Omit the pictures and output every entry below exactly as written.
§ §
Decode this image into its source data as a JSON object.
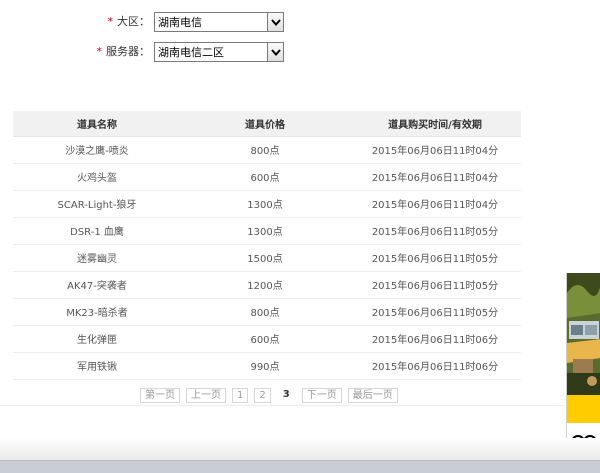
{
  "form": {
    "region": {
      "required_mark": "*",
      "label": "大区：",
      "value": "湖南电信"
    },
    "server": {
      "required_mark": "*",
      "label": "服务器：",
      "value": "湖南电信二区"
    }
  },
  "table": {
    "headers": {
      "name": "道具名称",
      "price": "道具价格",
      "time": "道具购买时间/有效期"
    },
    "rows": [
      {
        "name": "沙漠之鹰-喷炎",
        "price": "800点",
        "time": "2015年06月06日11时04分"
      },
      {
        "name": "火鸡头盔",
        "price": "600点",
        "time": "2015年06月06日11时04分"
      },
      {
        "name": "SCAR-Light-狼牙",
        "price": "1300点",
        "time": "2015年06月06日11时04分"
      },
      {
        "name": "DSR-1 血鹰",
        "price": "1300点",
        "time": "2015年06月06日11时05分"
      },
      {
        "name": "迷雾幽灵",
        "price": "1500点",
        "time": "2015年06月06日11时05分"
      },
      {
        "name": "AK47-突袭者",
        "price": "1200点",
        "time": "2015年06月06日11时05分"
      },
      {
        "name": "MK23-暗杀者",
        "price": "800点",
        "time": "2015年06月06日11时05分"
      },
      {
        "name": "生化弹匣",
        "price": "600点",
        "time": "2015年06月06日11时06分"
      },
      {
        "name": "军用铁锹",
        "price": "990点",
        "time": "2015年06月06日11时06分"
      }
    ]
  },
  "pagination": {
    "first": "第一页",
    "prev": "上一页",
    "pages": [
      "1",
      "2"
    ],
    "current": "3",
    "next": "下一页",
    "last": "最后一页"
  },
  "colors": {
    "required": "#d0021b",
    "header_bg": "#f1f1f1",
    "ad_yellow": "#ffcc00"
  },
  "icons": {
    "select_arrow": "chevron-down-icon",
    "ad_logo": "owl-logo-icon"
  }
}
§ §
**WRITTEN ANSWER:**
Decode this image into its source data as a JSON object.
{
  "form": {
    "region": {
      "required_mark": "*",
      "label": "大区：",
      "value": "湖南电信"
    },
    "server": {
      "required_mark": "*",
      "label": "服务器：",
      "value": "湖南电信二区"
    }
  },
  "table": {
    "headers": {
      "name": "道具名称",
      "price": "道具价格",
      "time": "道具购买时间/有效期"
    },
    "rows": [
      {
        "name": "沙漠之鹰-喷炎",
        "price": "800点",
        "time": "2015年06月06日11时04分"
      },
      {
        "name": "火鸡头盔",
        "price": "600点",
        "time": "2015年06月06日11时04分"
      },
      {
        "name": "SCAR-Light-狼牙",
        "price": "1300点",
        "time": "2015年06月06日11时04分"
      },
      {
        "name": "DSR-1 血鹰",
        "price": "1300点",
        "time": "2015年06月06日11时05分"
      },
      {
        "name": "迷雾幽灵",
        "price": "1500点",
        "time": "2015年06月06日11时05分"
      },
      {
        "name": "AK47-突袭者",
        "price": "1200点",
        "time": "2015年06月06日11时05分"
      },
      {
        "name": "MK23-暗杀者",
        "price": "800点",
        "time": "2015年06月06日11时05分"
      },
      {
        "name": "生化弹匣",
        "price": "600点",
        "time": "2015年06月06日11时06分"
      },
      {
        "name": "军用铁锹",
        "price": "990点",
        "time": "2015年06月06日11时06分"
      }
    ]
  },
  "pagination": {
    "first": "第一页",
    "prev": "上一页",
    "pages": [
      "1",
      "2"
    ],
    "current": "3",
    "next": "下一页",
    "last": "最后一页"
  },
  "colors": {
    "required": "#d0021b",
    "header_bg": "#f1f1f1",
    "ad_yellow": "#ffcc00"
  },
  "icons": {
    "select_arrow": "chevron-down-icon",
    "ad_logo": "owl-logo-icon"
  }
}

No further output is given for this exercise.